She said, “I hope that the structural reforms that are so needed in the country can be implemented. ... There’s been a lot of talk about it, but now it’s time to get on with the work.”
In fact, there is every indication that Syriza’s capitulation to the EU austerity diktat will only fuel the collapse of the Greek economy and the drive for deeper attacks on the working class.
Greece’s banks remain in deep crisis, with their access to funds cut off by the ECB. Due to fear of a financial collapse as Greece’s previous credit agreement with the troika was due to expire, €1 billion were withdrawn from Greek bank accounts last Friday.
According to JP Morgan, outflows from Greek banks last week total €3 billion. In just under two months, €25 billion in deposits have been withdrawn from Greek banks. JP Morgan estimates that on this basis, the banks will run out of collateral to obtain new ECB loans in just eight weeks. This is down from the 14 weeks it estimated only last week.

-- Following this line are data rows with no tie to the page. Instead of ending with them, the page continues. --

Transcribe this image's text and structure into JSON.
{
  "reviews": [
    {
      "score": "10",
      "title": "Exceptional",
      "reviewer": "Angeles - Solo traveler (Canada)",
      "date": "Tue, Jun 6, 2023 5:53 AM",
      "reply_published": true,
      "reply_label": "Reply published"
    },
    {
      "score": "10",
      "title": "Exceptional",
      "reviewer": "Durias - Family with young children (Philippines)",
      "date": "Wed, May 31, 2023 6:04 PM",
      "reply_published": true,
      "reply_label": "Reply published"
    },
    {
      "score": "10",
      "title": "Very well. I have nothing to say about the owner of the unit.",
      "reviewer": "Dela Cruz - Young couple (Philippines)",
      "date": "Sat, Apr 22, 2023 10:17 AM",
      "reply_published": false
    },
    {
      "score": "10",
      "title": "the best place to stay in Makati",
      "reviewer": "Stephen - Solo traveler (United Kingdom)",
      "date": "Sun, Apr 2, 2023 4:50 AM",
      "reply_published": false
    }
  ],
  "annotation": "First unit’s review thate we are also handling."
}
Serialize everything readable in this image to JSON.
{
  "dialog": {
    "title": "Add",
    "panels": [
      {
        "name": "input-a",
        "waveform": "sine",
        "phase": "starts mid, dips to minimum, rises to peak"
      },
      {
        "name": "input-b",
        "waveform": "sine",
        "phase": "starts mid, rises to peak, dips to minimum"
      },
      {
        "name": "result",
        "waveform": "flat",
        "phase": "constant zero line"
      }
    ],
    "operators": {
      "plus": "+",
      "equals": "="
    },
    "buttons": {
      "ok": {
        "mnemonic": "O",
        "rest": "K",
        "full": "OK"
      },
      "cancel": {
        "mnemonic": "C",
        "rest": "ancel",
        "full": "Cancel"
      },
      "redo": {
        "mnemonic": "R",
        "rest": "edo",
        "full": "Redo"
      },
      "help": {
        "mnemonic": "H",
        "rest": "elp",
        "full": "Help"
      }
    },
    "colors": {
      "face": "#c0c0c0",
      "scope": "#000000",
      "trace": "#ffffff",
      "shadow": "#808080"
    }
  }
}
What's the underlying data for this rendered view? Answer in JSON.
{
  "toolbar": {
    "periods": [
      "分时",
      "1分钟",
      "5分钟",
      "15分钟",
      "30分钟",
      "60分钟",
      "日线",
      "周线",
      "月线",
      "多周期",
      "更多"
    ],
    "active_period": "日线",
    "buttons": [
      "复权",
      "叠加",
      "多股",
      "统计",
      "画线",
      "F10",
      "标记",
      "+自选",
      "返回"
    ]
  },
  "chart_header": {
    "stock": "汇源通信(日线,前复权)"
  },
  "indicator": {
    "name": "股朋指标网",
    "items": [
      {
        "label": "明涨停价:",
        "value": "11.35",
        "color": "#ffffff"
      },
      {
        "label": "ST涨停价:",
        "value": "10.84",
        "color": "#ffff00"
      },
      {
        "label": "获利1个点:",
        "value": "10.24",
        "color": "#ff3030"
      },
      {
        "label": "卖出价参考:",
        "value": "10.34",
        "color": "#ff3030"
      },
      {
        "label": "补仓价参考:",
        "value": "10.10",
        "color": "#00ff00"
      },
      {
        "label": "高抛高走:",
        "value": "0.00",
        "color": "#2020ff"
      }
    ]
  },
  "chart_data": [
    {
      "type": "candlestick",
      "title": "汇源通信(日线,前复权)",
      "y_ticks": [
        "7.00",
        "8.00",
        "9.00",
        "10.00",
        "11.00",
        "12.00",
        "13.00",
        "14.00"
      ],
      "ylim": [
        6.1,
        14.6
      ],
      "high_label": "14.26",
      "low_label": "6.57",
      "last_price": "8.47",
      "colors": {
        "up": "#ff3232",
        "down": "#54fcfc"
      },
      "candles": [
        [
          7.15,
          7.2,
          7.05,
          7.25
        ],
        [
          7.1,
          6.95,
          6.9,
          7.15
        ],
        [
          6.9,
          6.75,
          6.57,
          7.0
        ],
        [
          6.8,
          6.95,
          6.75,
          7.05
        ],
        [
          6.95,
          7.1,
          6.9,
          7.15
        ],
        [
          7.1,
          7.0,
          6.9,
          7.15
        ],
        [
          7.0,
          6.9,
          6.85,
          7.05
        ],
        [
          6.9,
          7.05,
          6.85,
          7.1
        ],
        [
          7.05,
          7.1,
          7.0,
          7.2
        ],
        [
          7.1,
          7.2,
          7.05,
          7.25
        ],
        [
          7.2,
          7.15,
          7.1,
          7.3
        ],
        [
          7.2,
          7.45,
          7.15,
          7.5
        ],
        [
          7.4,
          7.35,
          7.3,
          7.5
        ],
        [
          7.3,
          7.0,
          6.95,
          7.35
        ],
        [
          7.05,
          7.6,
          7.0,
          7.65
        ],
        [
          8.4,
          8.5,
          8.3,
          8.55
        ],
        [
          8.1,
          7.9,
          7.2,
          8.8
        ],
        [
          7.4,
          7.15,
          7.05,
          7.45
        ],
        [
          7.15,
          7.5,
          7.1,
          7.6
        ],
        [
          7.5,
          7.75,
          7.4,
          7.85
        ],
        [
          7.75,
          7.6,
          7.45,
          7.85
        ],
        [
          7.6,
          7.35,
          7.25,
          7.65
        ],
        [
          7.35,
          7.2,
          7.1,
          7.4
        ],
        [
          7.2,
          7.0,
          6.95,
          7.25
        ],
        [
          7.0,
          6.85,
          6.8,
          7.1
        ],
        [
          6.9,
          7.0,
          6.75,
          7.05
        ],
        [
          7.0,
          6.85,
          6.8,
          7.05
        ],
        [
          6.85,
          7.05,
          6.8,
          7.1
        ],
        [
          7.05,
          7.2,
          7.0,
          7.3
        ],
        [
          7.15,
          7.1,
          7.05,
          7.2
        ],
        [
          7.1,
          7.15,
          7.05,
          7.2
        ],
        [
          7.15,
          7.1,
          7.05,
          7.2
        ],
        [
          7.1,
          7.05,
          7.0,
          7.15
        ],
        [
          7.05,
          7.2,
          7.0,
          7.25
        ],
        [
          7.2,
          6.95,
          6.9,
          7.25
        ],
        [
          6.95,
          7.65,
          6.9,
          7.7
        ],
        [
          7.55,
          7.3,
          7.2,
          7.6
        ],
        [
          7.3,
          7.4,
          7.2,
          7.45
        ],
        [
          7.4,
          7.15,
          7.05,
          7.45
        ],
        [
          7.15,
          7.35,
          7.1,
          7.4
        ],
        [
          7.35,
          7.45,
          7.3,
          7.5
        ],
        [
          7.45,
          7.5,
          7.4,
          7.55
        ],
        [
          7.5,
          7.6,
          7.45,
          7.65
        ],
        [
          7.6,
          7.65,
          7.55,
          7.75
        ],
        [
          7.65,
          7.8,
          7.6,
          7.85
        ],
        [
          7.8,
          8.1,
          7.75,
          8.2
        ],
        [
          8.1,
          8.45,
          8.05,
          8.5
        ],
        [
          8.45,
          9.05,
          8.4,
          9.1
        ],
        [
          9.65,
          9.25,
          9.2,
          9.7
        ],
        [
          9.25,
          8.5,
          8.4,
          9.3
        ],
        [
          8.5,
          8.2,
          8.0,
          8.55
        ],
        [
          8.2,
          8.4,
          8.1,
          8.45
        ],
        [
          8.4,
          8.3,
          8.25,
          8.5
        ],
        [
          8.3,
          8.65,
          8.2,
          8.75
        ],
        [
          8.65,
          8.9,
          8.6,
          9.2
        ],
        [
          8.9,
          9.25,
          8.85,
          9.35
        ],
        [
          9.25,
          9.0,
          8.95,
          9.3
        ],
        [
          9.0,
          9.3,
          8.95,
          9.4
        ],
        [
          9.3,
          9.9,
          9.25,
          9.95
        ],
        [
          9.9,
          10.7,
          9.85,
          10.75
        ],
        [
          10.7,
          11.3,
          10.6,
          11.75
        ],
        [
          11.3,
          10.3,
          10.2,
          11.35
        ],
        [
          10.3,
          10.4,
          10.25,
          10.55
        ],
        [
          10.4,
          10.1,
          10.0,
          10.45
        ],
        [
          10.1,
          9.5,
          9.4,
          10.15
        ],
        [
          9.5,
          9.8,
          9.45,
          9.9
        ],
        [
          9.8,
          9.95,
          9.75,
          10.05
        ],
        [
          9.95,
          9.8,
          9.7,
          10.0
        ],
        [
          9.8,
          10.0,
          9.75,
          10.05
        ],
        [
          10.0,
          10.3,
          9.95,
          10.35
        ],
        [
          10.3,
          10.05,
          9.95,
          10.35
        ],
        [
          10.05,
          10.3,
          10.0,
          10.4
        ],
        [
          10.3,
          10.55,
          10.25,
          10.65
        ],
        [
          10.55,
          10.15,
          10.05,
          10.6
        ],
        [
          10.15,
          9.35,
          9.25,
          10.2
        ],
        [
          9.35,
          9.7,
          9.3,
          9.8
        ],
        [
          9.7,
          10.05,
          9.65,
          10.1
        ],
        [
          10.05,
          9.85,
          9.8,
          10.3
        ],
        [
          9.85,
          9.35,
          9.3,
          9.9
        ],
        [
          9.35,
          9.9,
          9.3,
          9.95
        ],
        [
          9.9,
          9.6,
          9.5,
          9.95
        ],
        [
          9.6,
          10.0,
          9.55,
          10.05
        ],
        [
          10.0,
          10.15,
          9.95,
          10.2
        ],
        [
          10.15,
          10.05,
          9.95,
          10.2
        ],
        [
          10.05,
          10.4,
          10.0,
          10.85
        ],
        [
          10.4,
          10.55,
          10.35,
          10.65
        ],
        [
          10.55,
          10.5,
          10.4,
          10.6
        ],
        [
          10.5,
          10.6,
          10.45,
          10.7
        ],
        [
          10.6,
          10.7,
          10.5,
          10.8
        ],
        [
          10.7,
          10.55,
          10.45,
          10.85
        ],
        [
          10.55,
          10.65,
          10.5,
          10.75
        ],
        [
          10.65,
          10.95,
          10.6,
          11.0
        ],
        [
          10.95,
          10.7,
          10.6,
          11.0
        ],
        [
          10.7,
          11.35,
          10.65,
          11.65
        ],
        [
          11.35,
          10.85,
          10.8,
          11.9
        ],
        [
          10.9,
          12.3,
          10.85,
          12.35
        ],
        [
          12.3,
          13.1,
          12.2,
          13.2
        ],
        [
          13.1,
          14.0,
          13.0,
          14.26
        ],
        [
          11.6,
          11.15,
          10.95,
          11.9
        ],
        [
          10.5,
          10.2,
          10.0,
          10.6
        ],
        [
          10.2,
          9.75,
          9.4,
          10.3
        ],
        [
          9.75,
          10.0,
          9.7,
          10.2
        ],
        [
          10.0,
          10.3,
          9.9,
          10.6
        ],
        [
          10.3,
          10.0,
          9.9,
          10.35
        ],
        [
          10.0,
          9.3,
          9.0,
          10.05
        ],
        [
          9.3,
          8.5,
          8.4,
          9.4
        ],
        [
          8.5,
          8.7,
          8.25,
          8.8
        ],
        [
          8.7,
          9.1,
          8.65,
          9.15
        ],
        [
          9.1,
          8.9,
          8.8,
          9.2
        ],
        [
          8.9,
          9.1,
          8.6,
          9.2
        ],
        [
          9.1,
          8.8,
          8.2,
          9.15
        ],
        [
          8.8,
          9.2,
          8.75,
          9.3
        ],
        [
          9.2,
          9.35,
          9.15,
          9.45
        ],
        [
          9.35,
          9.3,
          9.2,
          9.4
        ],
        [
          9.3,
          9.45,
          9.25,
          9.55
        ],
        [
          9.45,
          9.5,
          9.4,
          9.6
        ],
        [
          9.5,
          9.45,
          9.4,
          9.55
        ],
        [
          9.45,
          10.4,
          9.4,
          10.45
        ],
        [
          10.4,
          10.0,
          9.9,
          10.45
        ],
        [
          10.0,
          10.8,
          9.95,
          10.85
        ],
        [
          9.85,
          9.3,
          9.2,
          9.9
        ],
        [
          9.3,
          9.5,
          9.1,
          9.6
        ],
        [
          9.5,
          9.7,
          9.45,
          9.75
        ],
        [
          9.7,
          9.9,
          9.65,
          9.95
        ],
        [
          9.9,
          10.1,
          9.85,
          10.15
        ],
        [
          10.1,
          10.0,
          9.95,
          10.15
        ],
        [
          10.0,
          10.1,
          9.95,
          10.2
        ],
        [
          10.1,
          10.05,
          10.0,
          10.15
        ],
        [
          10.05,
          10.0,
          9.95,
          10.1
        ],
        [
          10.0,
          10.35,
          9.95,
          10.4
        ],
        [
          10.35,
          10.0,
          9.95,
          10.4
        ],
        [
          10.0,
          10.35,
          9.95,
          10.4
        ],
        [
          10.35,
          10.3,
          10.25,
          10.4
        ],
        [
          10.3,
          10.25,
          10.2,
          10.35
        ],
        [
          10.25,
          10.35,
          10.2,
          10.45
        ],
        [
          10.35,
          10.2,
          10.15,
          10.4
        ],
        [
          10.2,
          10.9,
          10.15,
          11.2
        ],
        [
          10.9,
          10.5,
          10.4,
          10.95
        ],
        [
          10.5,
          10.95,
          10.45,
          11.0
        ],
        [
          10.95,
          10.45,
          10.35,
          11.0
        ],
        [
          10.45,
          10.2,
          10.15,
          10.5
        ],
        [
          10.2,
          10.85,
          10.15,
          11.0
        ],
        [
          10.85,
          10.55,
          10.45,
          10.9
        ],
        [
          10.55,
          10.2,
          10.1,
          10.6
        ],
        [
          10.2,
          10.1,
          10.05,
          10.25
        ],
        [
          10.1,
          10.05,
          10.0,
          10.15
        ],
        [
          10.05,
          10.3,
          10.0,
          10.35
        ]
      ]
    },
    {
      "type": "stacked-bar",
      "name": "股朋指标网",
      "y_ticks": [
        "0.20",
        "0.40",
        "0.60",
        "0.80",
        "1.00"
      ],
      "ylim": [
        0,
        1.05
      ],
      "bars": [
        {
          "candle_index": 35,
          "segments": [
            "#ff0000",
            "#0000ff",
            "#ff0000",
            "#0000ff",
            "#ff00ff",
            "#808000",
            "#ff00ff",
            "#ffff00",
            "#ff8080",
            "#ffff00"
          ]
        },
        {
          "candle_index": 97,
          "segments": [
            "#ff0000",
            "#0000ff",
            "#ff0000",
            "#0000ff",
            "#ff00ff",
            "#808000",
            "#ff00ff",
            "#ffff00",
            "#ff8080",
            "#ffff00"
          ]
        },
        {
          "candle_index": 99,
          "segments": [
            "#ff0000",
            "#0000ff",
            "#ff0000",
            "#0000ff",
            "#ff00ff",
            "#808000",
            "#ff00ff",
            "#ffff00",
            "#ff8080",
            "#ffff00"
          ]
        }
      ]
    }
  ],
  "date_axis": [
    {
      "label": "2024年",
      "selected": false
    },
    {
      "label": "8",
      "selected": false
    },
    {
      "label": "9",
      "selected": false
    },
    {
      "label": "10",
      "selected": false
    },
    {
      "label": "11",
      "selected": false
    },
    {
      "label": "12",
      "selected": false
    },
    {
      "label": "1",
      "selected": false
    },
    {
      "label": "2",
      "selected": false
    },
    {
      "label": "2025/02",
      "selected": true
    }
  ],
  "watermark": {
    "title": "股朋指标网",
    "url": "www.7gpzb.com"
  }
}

Alan McQuaid, chief economist at Merrion Stockbrokers, described the latest deal as “kicking the can down the road,” adding that “it’s better than nothing and for the time being it will be seen as positive, assuming they can deliver these reform promises today.”
Peter Dixon, equity strategist at Commerzbank, cautioned, “We have cleared the first hurdle, but Greece has to come up with a serious set of measures now. Over the course of the next few months, we will be having more discussions and possibly a lot more market volatility.”
Gary Jenkins, chief credit strategist at LNG Capital said Syriza “now have four months to try and demonstrate that they have an action plan which is acceptable to their European partners and to their own people. It is not inconceivable that we are all back here in four month’s time with a heightened risk of either a Greek exit [from the eurozone] or default—or both.”